(Source information Opens)

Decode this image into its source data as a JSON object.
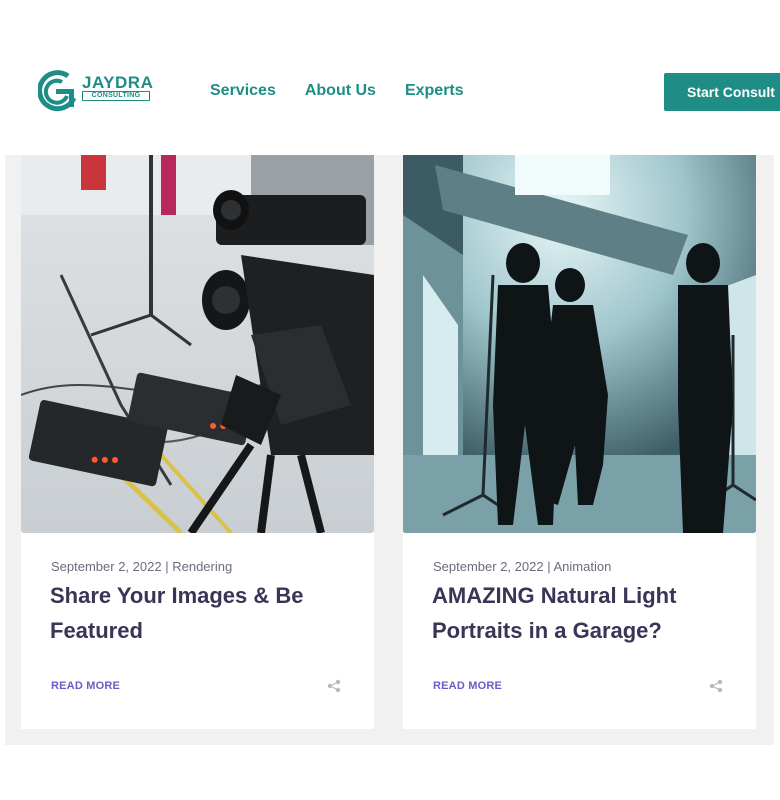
{
  "header": {
    "logo": {
      "name": "JAYDRA",
      "sub": "CONSULTING"
    },
    "nav": [
      {
        "label": "Services"
      },
      {
        "label": "About Us"
      },
      {
        "label": "Experts"
      }
    ],
    "cta_label": "Start Consult"
  },
  "posts": [
    {
      "date": "September 2, 2022",
      "separator": "|",
      "category": "Rendering",
      "title": "Share Your Images & Be Featured",
      "read_more": "READ MORE",
      "share_icon": "share-icon"
    },
    {
      "date": "September 2, 2022",
      "separator": "|",
      "category": "Animation",
      "title": "AMAZING Natural Light Portraits in a Garage?",
      "read_more": "READ MORE",
      "share_icon": "share-icon"
    }
  ],
  "colors": {
    "brand": "#1d8d86",
    "title": "#3a3456",
    "link": "#6a5cc4",
    "background": "#f1f1f1"
  }
}
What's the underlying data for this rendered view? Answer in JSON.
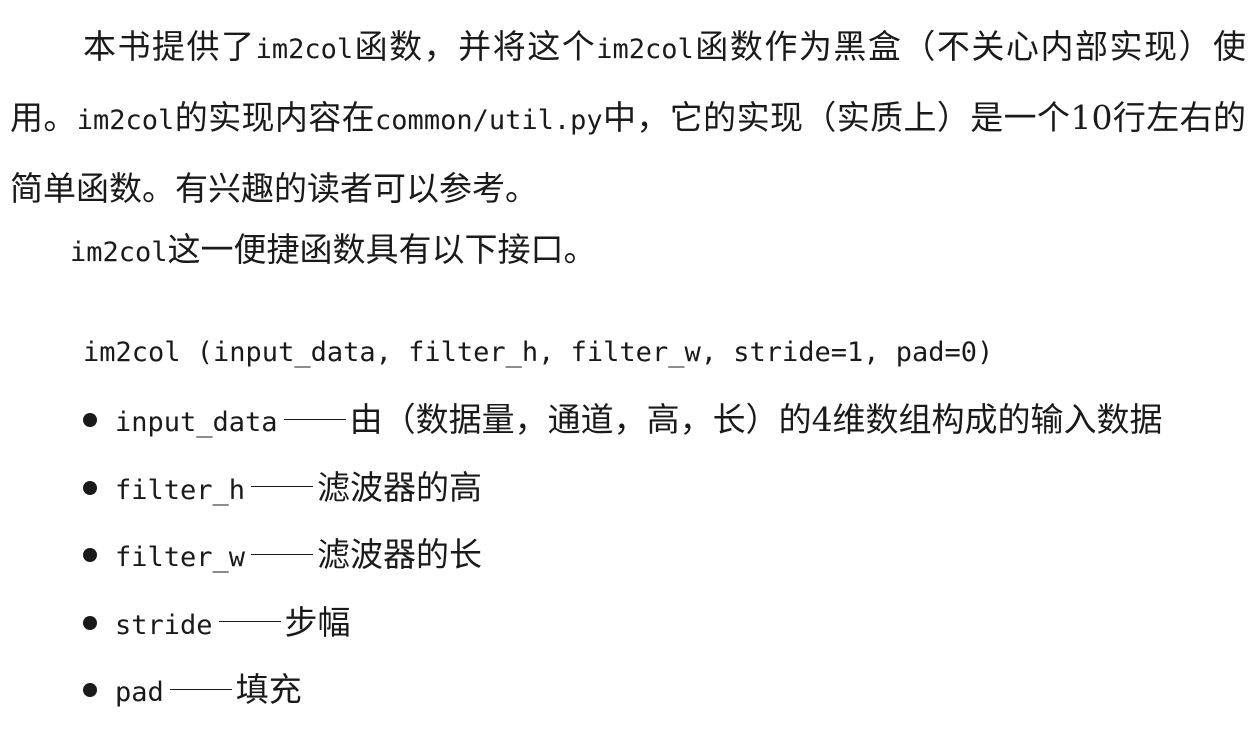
{
  "paragraph1": {
    "t1": "本书提供了",
    "c1": "im2col",
    "t2": "函数，并将这个",
    "c2": "im2col",
    "t3": "函数作为黑盒（不关心内部实现）使用。",
    "c3": "im2col",
    "t4": "的实现内容在",
    "c4": "common/util.py",
    "t5": "中，它的实现（实质上）是一个10行左右的简单函数。有兴趣的读者可以参考。"
  },
  "paragraph2": {
    "c1": "im2col",
    "t1": "这一便捷函数具有以下接口。"
  },
  "signature": "im2col (input_data, filter_h, filter_w, stride=1, pad=0)",
  "params": [
    {
      "name": "input_data",
      "desc": "由（数据量，通道，高，长）的4维数组构成的输入数据"
    },
    {
      "name": "filter_h",
      "desc": "滤波器的高"
    },
    {
      "name": "filter_w",
      "desc": "滤波器的长"
    },
    {
      "name": "stride",
      "desc": "步幅"
    },
    {
      "name": "pad",
      "desc": "填充"
    }
  ]
}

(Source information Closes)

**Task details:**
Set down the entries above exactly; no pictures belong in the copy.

**Result of the task:**
Decode this image into its source data as a JSON object.
{
  "header": {
    "logo": {
      "name": "JAYDRA",
      "sub": "CONSULTING"
    },
    "nav": [
      {
        "label": "Services"
      },
      {
        "label": "About Us"
      },
      {
        "label": "Experts"
      }
    ],
    "cta_label": "Start Consult"
  },
  "posts": [
    {
      "date": "September 2, 2022",
      "separator": "|",
      "category": "Rendering",
      "title": "Share Your Images & Be Featured",
      "read_more": "READ MORE",
      "share_icon": "share-icon"
    },
    {
      "date": "September 2, 2022",
      "separator": "|",
      "category": "Animation",
      "title": "AMAZING Natural Light Portraits in a Garage?",
      "read_more": "READ MORE",
      "share_icon": "share-icon"
    }
  ],
  "colors": {
    "brand": "#1d8d86",
    "title": "#3a3456",
    "link": "#6a5cc4",
    "background": "#f1f1f1"
  }
}
What's the underlying data for this rendered view? Answer in JSON.
{
  "paragraph1": {
    "t1": "本书提供了",
    "c1": "im2col",
    "t2": "函数，并将这个",
    "c2": "im2col",
    "t3": "函数作为黑盒（不关心内部实现）使用。",
    "c3": "im2col",
    "t4": "的实现内容在",
    "c4": "common/util.py",
    "t5": "中，它的实现（实质上）是一个10行左右的简单函数。有兴趣的读者可以参考。"
  },
  "paragraph2": {
    "c1": "im2col",
    "t1": "这一便捷函数具有以下接口。"
  },
  "signature": "im2col (input_data, filter_h, filter_w, stride=1, pad=0)",
  "params": [
    {
      "name": "input_data",
      "desc": "由（数据量，通道，高，长）的4维数组构成的输入数据"
    },
    {
      "name": "filter_h",
      "desc": "滤波器的高"
    },
    {
      "name": "filter_w",
      "desc": "滤波器的长"
    },
    {
      "name": "stride",
      "desc": "步幅"
    },
    {
      "name": "pad",
      "desc": "填充"
    }
  ]
}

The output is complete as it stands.